This year’s 22nd annual SRI in the Rockies conference (held, of course, in New Orleans) tackled a range of issues dogging the socially responsible investment community. Key topics included energy, community investment, risk management and shareholder engagement. A combination of keynote speeches and smaller, breakout sessions, the conference also managed to touch on a variety of specific topics over the course of 72 hours. One such breakout session delved into the burgeoning field of socially responsible alternative investments.
The breakout session, led by the president of a consultancy group, the director of the center for philanthropy at the Tellus Institute and a managing director / founder of a socially responsible venture fund, offered a bird’s eye view of this nascent corner of the SRI landscape. It also offered a few tangible takeaways.
First, there is strong and growing demand for socially responsible alternative investments. Unfortunately, it will take time for this demand to be met. Investors need a long-term track record in order to attract sizeable allocations, especially from institutional players. However, it’s difficult if not impossible to put together such a track record without the support of large-scale investors. Although this almost seems like a vicious circle, the experts leading the panel felt, given enough time, the problem would solve itself. They also agreed that there is no quick or easy fix.

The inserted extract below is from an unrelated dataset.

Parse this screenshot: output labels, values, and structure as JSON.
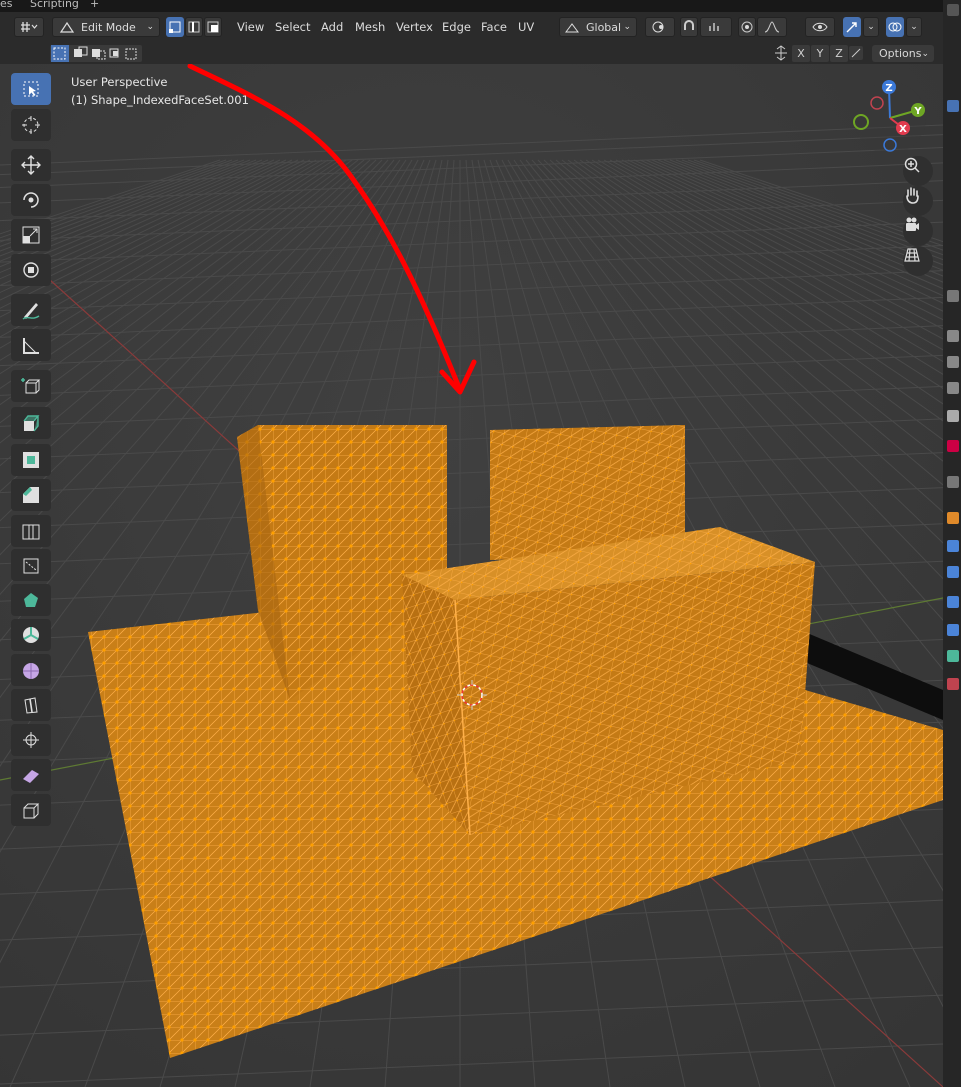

Another interesting trend that caught my eye: socially responsible investing as a strategic advantage. David Kirkpatrick, a managing director at SJV Ventures, noted that his fund’s emphasis on SRI had helped differentiate it from other investors competing for deals. This makes logical sense. Entrepreneurs like to partner with investors who share their worldview. When a sought-after business is choosing from a pool of interested investors, why wouldn’t they go with the team that speaks their language?
Finally, I was struck by the pure number of attendees eager to learn more about alternatives. No single session garnered as much interest as this panel on alternatives—even standing room was limited. Clearly there will be challenges, but the future looks bright. For financial entrepreneurs looking to break into the field of socially responsible investing, I would recommend taking a closer look at this subset. For reasons beyond the scope of this article, the SRI community has focused much of its energy and attention on mutual funds. Rather than fight for a voice in an already crowded field, why not play a foundational role in what by all accounts should prove to be a growing sector for years to come?